*Data*:
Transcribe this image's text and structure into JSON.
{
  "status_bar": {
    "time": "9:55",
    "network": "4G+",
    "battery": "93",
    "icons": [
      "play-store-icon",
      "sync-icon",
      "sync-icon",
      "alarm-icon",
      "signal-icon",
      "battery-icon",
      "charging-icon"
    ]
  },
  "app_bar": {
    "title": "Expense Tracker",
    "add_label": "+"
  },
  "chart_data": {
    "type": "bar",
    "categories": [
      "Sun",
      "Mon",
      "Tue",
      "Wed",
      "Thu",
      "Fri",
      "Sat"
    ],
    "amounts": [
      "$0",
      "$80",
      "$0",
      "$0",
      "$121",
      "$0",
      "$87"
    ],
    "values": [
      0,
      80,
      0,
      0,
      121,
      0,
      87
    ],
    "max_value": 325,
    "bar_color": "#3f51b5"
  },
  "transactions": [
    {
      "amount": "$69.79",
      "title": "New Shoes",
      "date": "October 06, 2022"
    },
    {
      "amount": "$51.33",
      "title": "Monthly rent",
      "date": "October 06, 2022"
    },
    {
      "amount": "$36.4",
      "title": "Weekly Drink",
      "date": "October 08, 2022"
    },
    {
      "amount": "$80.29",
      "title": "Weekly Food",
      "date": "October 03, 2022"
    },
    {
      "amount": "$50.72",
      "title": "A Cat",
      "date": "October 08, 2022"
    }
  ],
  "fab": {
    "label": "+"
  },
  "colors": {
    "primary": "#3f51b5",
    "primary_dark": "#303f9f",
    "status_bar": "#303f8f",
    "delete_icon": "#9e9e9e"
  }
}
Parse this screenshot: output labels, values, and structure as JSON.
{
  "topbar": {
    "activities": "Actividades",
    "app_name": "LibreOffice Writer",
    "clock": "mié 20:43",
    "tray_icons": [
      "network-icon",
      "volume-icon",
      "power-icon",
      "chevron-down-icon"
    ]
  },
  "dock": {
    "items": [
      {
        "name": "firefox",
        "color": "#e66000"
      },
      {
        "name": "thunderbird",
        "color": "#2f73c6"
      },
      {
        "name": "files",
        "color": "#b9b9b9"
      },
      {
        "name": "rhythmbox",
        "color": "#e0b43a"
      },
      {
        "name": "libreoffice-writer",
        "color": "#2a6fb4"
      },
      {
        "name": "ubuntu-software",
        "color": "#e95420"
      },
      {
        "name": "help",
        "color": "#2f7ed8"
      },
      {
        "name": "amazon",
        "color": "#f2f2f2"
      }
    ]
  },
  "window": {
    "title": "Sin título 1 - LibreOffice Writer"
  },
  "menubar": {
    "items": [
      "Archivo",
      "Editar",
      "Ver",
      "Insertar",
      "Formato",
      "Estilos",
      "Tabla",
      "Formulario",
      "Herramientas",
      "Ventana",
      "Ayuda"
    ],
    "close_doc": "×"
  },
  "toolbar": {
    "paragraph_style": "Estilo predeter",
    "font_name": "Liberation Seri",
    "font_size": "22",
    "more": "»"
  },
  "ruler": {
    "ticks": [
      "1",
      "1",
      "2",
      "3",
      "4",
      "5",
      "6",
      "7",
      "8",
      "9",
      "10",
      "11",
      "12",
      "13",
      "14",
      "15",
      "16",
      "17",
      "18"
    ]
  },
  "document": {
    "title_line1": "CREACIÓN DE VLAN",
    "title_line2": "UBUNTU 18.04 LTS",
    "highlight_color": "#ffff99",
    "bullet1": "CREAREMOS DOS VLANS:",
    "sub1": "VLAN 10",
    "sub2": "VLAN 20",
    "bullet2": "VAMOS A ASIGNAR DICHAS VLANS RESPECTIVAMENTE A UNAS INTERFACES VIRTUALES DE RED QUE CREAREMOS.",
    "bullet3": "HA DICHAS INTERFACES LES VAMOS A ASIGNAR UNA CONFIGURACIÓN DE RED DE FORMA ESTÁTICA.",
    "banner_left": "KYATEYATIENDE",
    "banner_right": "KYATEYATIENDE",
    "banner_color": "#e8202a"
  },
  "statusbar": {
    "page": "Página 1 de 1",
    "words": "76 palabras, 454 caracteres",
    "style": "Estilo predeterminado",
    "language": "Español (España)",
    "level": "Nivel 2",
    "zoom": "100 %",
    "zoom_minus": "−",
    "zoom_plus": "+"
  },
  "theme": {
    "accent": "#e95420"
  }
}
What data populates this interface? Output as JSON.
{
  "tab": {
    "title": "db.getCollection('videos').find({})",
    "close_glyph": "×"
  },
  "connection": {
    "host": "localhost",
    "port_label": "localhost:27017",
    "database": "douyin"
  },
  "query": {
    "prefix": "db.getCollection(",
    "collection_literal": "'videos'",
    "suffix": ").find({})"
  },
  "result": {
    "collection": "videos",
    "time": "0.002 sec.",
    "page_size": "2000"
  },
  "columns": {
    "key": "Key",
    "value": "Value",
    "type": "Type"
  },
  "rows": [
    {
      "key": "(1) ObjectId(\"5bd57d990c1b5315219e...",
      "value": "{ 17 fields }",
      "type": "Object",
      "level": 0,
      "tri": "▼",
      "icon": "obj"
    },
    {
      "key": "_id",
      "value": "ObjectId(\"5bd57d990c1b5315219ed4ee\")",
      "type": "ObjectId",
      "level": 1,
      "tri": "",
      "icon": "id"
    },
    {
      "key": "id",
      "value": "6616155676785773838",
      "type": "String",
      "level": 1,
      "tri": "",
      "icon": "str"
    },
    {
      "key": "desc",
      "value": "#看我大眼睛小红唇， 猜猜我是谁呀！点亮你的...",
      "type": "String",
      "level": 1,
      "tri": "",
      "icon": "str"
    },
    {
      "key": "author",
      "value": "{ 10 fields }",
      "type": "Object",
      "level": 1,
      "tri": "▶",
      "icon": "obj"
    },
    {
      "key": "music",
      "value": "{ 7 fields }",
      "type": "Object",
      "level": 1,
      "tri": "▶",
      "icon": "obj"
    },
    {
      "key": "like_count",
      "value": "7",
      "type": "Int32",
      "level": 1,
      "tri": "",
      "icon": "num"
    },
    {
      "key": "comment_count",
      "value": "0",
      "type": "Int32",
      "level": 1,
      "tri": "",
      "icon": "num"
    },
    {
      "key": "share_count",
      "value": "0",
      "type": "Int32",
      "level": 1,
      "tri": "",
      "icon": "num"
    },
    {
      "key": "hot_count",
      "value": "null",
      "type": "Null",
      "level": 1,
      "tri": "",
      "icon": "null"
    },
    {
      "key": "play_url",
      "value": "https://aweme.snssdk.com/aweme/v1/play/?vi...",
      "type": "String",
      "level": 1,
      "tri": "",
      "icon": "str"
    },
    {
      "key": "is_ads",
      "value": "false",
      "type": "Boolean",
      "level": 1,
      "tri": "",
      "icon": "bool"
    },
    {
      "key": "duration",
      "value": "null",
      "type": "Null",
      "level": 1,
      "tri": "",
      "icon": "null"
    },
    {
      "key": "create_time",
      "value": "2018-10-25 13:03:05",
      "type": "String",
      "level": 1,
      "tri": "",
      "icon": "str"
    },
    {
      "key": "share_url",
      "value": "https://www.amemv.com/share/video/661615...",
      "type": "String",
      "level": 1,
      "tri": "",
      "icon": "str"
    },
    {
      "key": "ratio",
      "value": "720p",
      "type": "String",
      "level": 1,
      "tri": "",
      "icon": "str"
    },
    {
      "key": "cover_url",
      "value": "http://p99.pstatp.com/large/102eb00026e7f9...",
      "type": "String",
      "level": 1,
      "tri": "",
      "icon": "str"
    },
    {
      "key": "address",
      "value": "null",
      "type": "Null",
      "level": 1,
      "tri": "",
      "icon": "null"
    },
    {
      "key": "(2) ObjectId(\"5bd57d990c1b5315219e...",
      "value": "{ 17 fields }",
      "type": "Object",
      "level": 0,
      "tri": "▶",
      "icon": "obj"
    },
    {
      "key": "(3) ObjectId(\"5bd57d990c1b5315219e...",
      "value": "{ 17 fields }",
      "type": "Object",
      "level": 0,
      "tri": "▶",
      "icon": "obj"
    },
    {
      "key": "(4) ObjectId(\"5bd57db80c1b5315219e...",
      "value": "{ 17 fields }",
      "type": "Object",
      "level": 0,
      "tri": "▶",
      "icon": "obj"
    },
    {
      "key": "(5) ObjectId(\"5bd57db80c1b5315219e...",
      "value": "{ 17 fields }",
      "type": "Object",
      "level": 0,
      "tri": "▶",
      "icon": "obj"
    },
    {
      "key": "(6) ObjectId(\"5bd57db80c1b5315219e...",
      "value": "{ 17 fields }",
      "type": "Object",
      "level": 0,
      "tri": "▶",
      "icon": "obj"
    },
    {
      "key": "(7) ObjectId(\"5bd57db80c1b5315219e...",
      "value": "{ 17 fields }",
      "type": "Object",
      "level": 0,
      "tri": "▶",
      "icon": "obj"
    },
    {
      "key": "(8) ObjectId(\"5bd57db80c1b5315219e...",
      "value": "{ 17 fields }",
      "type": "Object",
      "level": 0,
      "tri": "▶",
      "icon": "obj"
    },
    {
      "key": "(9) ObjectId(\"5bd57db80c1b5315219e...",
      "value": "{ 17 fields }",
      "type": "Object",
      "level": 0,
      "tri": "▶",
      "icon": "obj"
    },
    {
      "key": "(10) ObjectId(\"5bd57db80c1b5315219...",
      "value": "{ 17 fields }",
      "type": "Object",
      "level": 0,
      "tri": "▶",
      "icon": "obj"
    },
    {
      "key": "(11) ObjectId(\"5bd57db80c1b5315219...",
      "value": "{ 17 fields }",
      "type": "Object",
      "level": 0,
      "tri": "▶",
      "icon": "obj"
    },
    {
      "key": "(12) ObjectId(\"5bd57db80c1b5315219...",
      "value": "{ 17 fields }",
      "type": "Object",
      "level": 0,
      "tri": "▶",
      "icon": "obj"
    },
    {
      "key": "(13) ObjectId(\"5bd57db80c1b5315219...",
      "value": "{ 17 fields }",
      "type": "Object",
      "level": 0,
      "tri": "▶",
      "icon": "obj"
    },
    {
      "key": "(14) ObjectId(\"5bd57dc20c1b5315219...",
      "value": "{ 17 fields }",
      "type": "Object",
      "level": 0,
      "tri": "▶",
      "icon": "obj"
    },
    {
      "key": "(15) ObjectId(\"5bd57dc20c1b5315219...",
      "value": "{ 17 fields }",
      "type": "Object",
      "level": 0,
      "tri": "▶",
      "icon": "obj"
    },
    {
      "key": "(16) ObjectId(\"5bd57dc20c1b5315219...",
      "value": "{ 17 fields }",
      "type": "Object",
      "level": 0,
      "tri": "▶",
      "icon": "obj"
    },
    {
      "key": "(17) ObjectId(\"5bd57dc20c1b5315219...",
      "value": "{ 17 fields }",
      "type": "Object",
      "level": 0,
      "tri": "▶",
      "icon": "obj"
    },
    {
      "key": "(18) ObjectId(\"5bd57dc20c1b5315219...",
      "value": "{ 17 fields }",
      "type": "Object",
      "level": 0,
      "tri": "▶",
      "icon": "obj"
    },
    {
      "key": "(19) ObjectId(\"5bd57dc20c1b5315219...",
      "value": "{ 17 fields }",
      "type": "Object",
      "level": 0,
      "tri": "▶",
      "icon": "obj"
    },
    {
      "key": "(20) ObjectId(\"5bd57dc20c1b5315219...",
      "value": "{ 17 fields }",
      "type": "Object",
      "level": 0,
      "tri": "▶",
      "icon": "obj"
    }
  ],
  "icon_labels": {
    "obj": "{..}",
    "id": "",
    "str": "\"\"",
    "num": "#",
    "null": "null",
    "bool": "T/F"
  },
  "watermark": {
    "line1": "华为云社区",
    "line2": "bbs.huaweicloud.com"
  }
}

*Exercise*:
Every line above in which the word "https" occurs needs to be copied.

*Answer section*:
      "value": "https://aweme.snssdk.com/aweme/v1/play/?vi...",
      "value": "https://www.amemv.com/share/video/661615...",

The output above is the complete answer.